The Information Commissioner’s Office (ICO) has been caught trying to “bury” a negative news story.
Internal emails at the ICO, the transparency and Freedom of Information (FoI) watchdog, show that staff discussed delaying the publication of a story to “a day when it looks like a busy news day”.
The emails were related to the outcome of a complaint made by privacy group, Privacy International against the CCTV website Internet Eyes.
The ICO found Internet Eyes in breach the Data Protection Act, and made it sign an undertaking in June to address the privacy concerns raised. However, Privacy International was unhappy with what it felt was a weak response from the ICO, and made a FoI request for all of the internal emails related to the decision.

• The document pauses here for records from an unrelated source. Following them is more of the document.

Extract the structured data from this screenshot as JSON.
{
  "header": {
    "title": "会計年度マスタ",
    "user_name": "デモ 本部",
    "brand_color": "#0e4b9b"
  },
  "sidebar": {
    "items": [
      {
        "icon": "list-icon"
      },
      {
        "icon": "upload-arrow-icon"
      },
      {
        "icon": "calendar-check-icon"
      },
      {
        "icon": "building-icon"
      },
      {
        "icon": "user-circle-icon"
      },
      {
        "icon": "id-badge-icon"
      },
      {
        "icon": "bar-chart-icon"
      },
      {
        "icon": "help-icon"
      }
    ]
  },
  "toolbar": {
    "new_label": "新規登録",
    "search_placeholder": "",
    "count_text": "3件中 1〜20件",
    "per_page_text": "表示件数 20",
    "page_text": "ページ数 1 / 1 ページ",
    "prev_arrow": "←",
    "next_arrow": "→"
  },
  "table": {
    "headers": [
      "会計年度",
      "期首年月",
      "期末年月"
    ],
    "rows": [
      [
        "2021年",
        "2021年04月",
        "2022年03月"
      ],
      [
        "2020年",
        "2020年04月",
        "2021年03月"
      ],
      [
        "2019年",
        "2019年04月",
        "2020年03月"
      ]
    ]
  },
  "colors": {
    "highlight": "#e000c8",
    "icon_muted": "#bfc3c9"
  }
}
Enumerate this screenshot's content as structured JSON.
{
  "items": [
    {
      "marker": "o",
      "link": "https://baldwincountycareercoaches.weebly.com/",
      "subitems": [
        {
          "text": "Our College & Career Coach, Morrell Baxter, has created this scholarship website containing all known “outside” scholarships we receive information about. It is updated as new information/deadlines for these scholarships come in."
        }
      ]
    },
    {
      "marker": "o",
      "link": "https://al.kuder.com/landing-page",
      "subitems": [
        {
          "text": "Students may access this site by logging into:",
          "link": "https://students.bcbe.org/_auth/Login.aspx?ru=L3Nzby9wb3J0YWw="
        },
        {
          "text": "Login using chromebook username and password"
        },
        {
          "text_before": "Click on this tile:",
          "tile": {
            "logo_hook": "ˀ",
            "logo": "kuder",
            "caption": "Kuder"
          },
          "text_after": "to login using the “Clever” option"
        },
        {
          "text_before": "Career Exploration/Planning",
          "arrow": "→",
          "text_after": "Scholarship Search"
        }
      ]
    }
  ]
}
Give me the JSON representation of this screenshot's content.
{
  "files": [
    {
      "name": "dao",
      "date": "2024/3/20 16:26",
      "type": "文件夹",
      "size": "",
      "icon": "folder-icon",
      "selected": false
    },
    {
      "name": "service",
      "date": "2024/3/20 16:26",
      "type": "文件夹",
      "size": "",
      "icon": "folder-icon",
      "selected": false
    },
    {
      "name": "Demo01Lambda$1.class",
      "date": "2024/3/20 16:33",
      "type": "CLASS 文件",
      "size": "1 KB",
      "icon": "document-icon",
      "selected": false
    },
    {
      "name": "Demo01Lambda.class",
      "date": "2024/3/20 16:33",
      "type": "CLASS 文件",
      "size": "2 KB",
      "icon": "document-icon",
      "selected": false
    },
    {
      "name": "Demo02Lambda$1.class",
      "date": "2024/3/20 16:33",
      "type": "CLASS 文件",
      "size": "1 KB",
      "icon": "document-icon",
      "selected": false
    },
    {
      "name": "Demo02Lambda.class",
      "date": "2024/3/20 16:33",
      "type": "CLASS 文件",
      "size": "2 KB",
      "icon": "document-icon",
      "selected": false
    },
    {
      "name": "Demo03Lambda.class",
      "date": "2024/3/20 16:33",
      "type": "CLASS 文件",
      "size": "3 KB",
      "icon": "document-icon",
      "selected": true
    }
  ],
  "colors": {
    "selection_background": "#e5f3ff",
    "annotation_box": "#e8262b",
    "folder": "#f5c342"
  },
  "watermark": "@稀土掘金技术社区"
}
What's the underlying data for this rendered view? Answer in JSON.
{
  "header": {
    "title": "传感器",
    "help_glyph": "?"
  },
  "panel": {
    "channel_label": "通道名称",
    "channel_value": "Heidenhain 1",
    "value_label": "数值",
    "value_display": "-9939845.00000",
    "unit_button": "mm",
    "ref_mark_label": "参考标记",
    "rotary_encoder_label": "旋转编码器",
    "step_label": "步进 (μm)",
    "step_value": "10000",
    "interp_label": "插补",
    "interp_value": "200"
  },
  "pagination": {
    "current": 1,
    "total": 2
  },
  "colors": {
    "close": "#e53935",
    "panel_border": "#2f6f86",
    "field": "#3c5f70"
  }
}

The emails showed that staff anticipated a negative reaction to the story, and David Smith, deputy commissioner and director of data protection, was advised to “bury” the news.
“It has occurred to us that the ICO may not wish this release [the Internet Eyes undertaking] to stand out from the crowd – maybe it would be better to send the letter today and publish Wednesday or Thursday this week to ‘bury’ it among others?” lead case officer Diane Slater wrote in one email dated 7 June.
ICO press officer Kirsty McCaskill, agreed: “Yes, we would ideally not want this to attract much publicity but as Privacy International is the complainant this is no easy task.
“Will do our best to try to pick a day when it looks like a busy news day out there but – as you’ll appreciate – this is difficult to predict.”
Meanwhile, another email reveals that some ICO staff were wary of the discussion taking place.
“On a general point of caution, I think it is possible that we will get FOIA requests for our deliberations on this issue extending to the decisions surrounding timing of publication and which may include information not subject to FoIA exemptions. I may be being over cautious here, but I think we all should bear that in mind when deciding on the language we use in our email traffic between us in case it is misconstrued and then misrepresented by any third parties,” Jonathan Bamford, head of strategic liaison, wrote.
However, Information Commissioner Christopher Graham said that the ICO acted with "complete integrity" in the matter of Internet Eyes.
“We published the results of our enquiry on 14 June with a full news release. Given the complainants’ long track record of media stunts misrepresenting the ICO’s actions, it is perhaps understandable that there was consideration of the presentational issues around the publication of the undertaking we had secured.”